Christmas at Fox Valley
Written by Merv Weiss, Saskatoon, Saskachewan
The practice of putting out stockings for Santa Claus was not part of our Christmas tradition at home. In fact, Santa Claus played no role in our Christmas celebrations at all. The Santa Claus tradition had not been part of our parents' upbringing either. Christmas was, foremost, a religious holiday in our home, and secondly, a highly social event within our family. We always got presents, but they were from Dad and Mom, or from a favorite uncle and aunt who lived in town, or from a god-parent. Santa Claus only entered my parents' home when their grandchildren came along. My wife and the spouses of my siblings, none of whom have German-Russian backgrounds, brought new traditions from their homes into our Weiss family.
When I grew up, the Christmas season always began with Advent. Advent was the time of the church liturgical calendar for quiet reflection and anticipation of the birth of Jesus Christ. Christmas was a celebration of this miraculous birth. And so it was observed in our Catholic home. As children, we were as excited about the arrival of Christmas as children still are today. We would spend hours looking through the Eaton's and Simpson Sears' catalogues. We knew that we would receive a present from Dad and Mom. These were usually mail-ordered gifts that Dad would pick up at the Post Office or train station during the day. By the time we came home from school, they would have been well hidden.

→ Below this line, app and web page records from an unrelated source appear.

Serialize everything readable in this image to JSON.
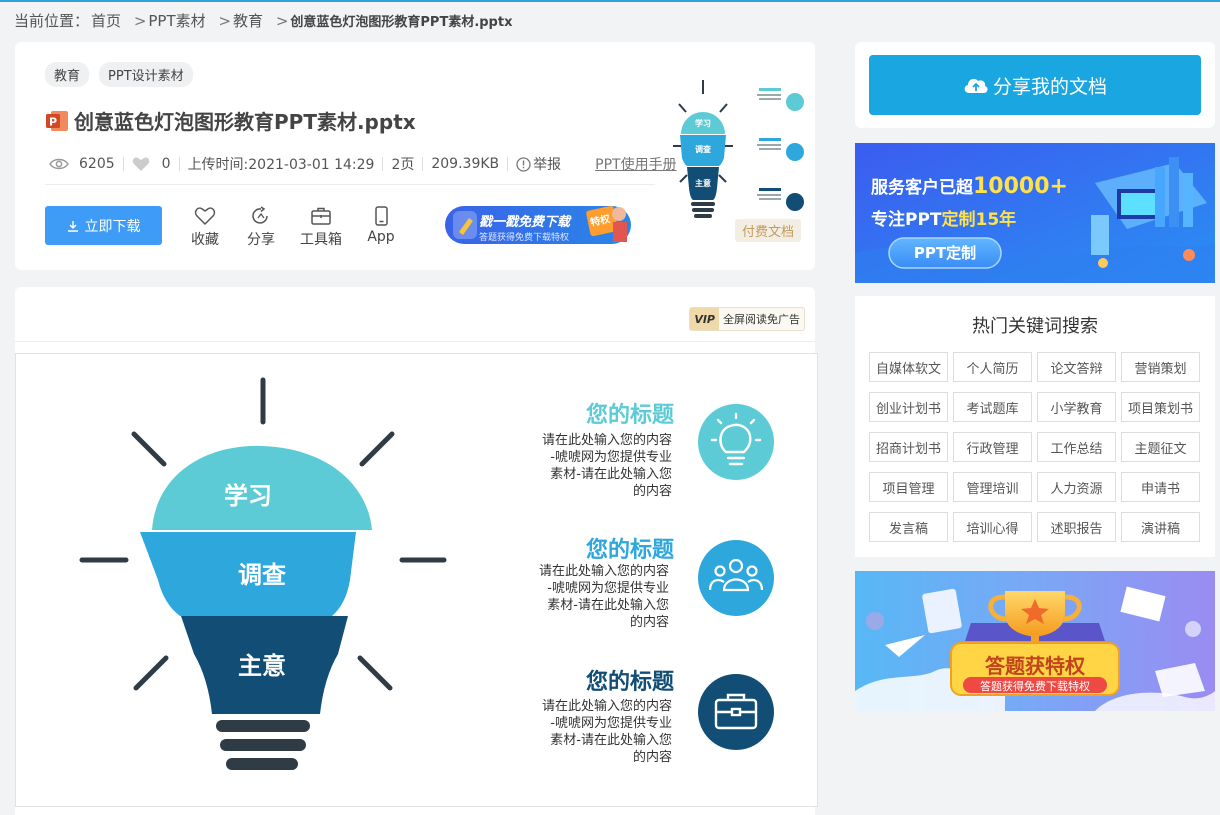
{
  "breadcrumb": {
    "label": "当前位置：",
    "items": [
      "首页",
      "PPT素材",
      "教育"
    ],
    "current": "创意蓝色灯泡图形教育PPT素材.pptx"
  },
  "doc": {
    "tags": [
      "教育",
      "PPT设计素材"
    ],
    "title": "创意蓝色灯泡图形教育PPT素材.pptx",
    "views": "6205",
    "likes": "0",
    "upload_time": "上传时间:2021-03-01 14:29",
    "pages": "2页",
    "size": "209.39KB",
    "report": "举报",
    "manual_link": "PPT使用手册",
    "download_label": "立即下载",
    "actions": [
      "收藏",
      "分享",
      "工具箱",
      "App"
    ],
    "promo_title": "戳一戳免费下载",
    "promo_sub": "答题获得免费下载特权",
    "promo_badge": "特权",
    "paid_badge": "付费文档"
  },
  "preview": {
    "adfree_vip": "VIP",
    "adfree_label": "全屏阅读免广告",
    "bulb_layers": [
      "学习",
      "调查",
      "主意"
    ],
    "items": [
      {
        "title": "您的标题",
        "lines": [
          "请在此处输入您的内容",
          "-唬唬网为您提供专业",
          "素材-请在此处输入您",
          "的内容"
        ],
        "color": "#5ccbd6",
        "icon": "lightbulb-icon"
      },
      {
        "title": "您的标题",
        "lines": [
          "请在此处输入您的内容",
          "-唬唬网为您提供专业",
          "素材-请在此处输入您",
          "的内容"
        ],
        "color": "#2ea8dc",
        "icon": "people-icon"
      },
      {
        "title": "您的标题",
        "lines": [
          "请在此处输入您的内容",
          "-唬唬网为您提供专业",
          "素材-请在此处输入您",
          "的内容"
        ],
        "color": "#114d74",
        "icon": "briefcase-icon"
      }
    ]
  },
  "sidebar": {
    "share_label": "分享我的文档",
    "banner1": {
      "line1": "服务客户已超",
      "line1_num": "10000+",
      "line2": "专注PPT",
      "line2_hl": "定制15年",
      "button": "PPT定制"
    },
    "keywords_title": "热门关键词搜索",
    "keywords": [
      "自媒体软文",
      "个人简历",
      "论文答辩",
      "营销策划",
      "创业计划书",
      "考试题库",
      "小学教育",
      "项目策划书",
      "招商计划书",
      "行政管理",
      "工作总结",
      "主题征文",
      "项目管理",
      "管理培训",
      "人力资源",
      "申请书",
      "发言稿",
      "培训心得",
      "述职报告",
      "演讲稿"
    ],
    "banner2": {
      "title": "答题获特权",
      "sub": "答题获得免费下载特权"
    }
  },
  "colors": {
    "accent": "#1aa6e0",
    "download": "#3e9cf6",
    "bulb_top": "#5ccbd6",
    "bulb_mid": "#2ea8dc",
    "bulb_bottom": "#114d74"
  }
}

Besides the presents that children are always excited to receive, we looked forward to the special foods and the visitng of friends and relatives. Mom did lots of baking in preparation for the company we would receive over the Christmas season. There would be many of our favorite cookies and slices, but also buns filled with ham and bacon bits. There was also a variety of nuts and candies purchased for the Christmas season. We always had Christmas mandarin oranges and often halvah. Halvah is a rich confection made from ground sesame seeds and honey or syrup, sometimes with dried fruits or nuts added. In the good-harvest years, Mom would buy an entire metal cake-pan of Halvah, and would have to hide it until Christmas. It was fairly costly but Mom knew that this was one of our favorite treats, and for me it still is.
We usually had a Christmas tree that Dad bought in town. I remember all of us helping Mom to decorate the tree. There would be other decorations around the house, including the Christmas posters and drawings that we children had completed in school. The house was filled with the smells of baking. The house was given an extra cleaning. The week leading up to Christmas was a special time to be with Dad and Mom in our home. There would be fewer outside chores. We spent a lot of time inside playing cards (Schmier), cribbage, checkers, "Chinese" checkers (where you moved marbles around a board), and more cards. Finally December 24 would arrive. We opened our Christmas presents from Mom and Dad on Christmas Eve before we went to church. Often it was something we could wear to church like a new sweater or shirt or jacket. We always dressed our best for this ocassion. After Christmas Eve Mass we would visit our uncle and aunt who lived in town, or we would go back into town for lunch with them on Christmas Day. Those were good times. There was always chicken noodle soup at Aunt Betty's place, and lots to eat, including Velveeta Cheese, which we never got at home. The adults would have a drink or two, rarely more, and it was always a loud and happy houseful when we were together.
Permission to use any images from the GRHC website may be requested by contacting Michael M. Miller